### WHAT THE TASK REQUIRES:
Write the data out again, word for word.

-- DATASET RECORDS follows --

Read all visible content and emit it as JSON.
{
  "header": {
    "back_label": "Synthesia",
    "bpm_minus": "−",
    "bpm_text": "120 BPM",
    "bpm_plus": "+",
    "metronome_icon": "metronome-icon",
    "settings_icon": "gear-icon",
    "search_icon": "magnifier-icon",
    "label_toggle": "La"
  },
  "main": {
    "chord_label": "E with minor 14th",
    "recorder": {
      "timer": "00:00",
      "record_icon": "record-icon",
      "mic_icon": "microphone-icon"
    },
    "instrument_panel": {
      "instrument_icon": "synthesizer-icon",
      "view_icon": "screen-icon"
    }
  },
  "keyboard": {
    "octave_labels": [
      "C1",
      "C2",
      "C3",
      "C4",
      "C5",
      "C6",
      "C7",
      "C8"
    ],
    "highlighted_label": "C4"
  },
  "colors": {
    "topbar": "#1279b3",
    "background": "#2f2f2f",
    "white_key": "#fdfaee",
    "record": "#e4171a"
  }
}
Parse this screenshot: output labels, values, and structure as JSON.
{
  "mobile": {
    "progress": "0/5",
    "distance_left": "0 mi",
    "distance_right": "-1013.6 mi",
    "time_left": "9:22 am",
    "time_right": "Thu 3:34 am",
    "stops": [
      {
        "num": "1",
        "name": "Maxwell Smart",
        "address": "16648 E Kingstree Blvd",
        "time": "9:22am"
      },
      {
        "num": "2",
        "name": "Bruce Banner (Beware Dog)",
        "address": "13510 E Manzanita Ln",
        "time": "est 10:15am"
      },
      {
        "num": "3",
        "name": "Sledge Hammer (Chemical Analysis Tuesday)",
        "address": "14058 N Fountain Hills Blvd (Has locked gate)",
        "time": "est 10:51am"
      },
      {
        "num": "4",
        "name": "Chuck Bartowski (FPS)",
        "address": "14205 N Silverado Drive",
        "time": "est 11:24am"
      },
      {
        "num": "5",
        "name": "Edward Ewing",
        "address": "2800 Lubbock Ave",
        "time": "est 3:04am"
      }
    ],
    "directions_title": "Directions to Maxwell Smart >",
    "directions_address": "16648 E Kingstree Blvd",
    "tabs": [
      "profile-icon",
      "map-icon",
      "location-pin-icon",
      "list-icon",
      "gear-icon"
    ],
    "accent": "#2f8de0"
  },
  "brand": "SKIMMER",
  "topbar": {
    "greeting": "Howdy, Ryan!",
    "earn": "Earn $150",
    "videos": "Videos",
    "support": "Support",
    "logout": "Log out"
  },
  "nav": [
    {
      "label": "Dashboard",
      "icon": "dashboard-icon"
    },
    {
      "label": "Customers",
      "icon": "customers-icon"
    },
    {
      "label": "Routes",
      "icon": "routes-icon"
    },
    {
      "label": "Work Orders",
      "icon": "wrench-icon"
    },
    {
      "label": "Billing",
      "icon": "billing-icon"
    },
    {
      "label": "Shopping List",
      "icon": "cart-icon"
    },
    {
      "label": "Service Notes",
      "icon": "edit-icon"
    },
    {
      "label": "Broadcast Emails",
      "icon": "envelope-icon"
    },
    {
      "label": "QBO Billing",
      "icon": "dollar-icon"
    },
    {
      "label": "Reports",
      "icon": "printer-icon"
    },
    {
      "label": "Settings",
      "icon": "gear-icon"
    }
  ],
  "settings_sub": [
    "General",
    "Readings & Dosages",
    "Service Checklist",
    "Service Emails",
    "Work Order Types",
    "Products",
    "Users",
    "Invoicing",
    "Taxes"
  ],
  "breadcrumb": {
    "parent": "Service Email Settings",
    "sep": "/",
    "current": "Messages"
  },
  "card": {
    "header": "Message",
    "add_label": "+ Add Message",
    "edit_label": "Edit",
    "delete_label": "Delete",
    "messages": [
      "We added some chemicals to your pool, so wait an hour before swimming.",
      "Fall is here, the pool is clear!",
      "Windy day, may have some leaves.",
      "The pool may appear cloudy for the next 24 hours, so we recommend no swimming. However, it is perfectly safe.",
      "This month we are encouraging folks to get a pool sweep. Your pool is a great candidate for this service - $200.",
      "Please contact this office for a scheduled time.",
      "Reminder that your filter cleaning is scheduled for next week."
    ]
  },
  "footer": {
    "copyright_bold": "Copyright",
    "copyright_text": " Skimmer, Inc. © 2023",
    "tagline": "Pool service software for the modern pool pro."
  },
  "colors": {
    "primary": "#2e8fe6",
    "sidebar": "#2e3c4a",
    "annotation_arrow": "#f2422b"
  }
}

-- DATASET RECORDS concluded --

### SOLUTION TO THE PROBLEM:
Read all visible content and emit it as JSON.
{
  "header": {
    "back_label": "Synthesia",
    "bpm_minus": "−",
    "bpm_text": "120 BPM",
    "bpm_plus": "+",
    "metronome_icon": "metronome-icon",
    "settings_icon": "gear-icon",
    "search_icon": "magnifier-icon",
    "label_toggle": "La"
  },
  "main": {
    "chord_label": "E with minor 14th",
    "recorder": {
      "timer": "00:00",
      "record_icon": "record-icon",
      "mic_icon": "microphone-icon"
    },
    "instrument_panel": {
      "instrument_icon": "synthesizer-icon",
      "view_icon": "screen-icon"
    }
  },
  "keyboard": {
    "octave_labels": [
      "C1",
      "C2",
      "C3",
      "C4",
      "C5",
      "C6",
      "C7",
      "C8"
    ],
    "highlighted_label": "C4"
  },
  "colors": {
    "topbar": "#1279b3",
    "background": "#2f2f2f",
    "white_key": "#fdfaee",
    "record": "#e4171a"
  }
}
Parse this screenshot: output labels, values, and structure as JSON.
{
  "mobile": {
    "progress": "0/5",
    "distance_left": "0 mi",
    "distance_right": "-1013.6 mi",
    "time_left": "9:22 am",
    "time_right": "Thu 3:34 am",
    "stops": [
      {
        "num": "1",
        "name": "Maxwell Smart",
        "address": "16648 E Kingstree Blvd",
        "time": "9:22am"
      },
      {
        "num": "2",
        "name": "Bruce Banner (Beware Dog)",
        "address": "13510 E Manzanita Ln",
        "time": "est 10:15am"
      },
      {
        "num": "3",
        "name": "Sledge Hammer (Chemical Analysis Tuesday)",
        "address": "14058 N Fountain Hills Blvd (Has locked gate)",
        "time": "est 10:51am"
      },
      {
        "num": "4",
        "name": "Chuck Bartowski (FPS)",
        "address": "14205 N Silverado Drive",
        "time": "est 11:24am"
      },
      {
        "num": "5",
        "name": "Edward Ewing",
        "address": "2800 Lubbock Ave",
        "time": "est 3:04am"
      }
    ],
    "directions_title": "Directions to Maxwell Smart >",
    "directions_address": "16648 E Kingstree Blvd",
    "tabs": [
      "profile-icon",
      "map-icon",
      "location-pin-icon",
      "list-icon",
      "gear-icon"
    ],
    "accent": "#2f8de0"
  },
  "brand": "SKIMMER",
  "topbar": {
    "greeting": "Howdy, Ryan!",
    "earn": "Earn $150",
    "videos": "Videos",
    "support": "Support",
    "logout": "Log out"
  },
  "nav": [
    {
      "label": "Dashboard",
      "icon": "dashboard-icon"
    },
    {
      "label": "Customers",
      "icon": "customers-icon"
    },
    {
      "label": "Routes",
      "icon": "routes-icon"
    },
    {
      "label": "Work Orders",
      "icon": "wrench-icon"
    },
    {
      "label": "Billing",
      "icon": "billing-icon"
    },
    {
      "label": "Shopping List",
      "icon": "cart-icon"
    },
    {
      "label": "Service Notes",
      "icon": "edit-icon"
    },
    {
      "label": "Broadcast Emails",
      "icon": "envelope-icon"
    },
    {
      "label": "QBO Billing",
      "icon": "dollar-icon"
    },
    {
      "label": "Reports",
      "icon": "printer-icon"
    },
    {
      "label": "Settings",
      "icon": "gear-icon"
    }
  ],
  "settings_sub": [
    "General",
    "Readings & Dosages",
    "Service Checklist",
    "Service Emails",
    "Work Order Types",
    "Products",
    "Users",
    "Invoicing",
    "Taxes"
  ],
  "breadcrumb": {
    "parent": "Service Email Settings",
    "sep": "/",
    "current": "Messages"
  },
  "card": {
    "header": "Message",
    "add_label": "+ Add Message",
    "edit_label": "Edit",
    "delete_label": "Delete",
    "messages": [
      "We added some chemicals to your pool, so wait an hour before swimming.",
      "Fall is here, the pool is clear!",
      "Windy day, may have some leaves.",
      "The pool may appear cloudy for the next 24 hours, so we recommend no swimming. However, it is perfectly safe.",
      "This month we are encouraging folks to get a pool sweep. Your pool is a great candidate for this service - $200.",
      "Please contact this office for a scheduled time.",
      "Reminder that your filter cleaning is scheduled for next week."
    ]
  },
  "footer": {
    "copyright_bold": "Copyright",
    "copyright_text": " Skimmer, Inc. © 2023",
    "tagline": "Pool service software for the modern pool pro."
  },
  "colors": {
    "primary": "#2e8fe6",
    "sidebar": "#2e3c4a",
    "annotation_arrow": "#f2422b"
  }
}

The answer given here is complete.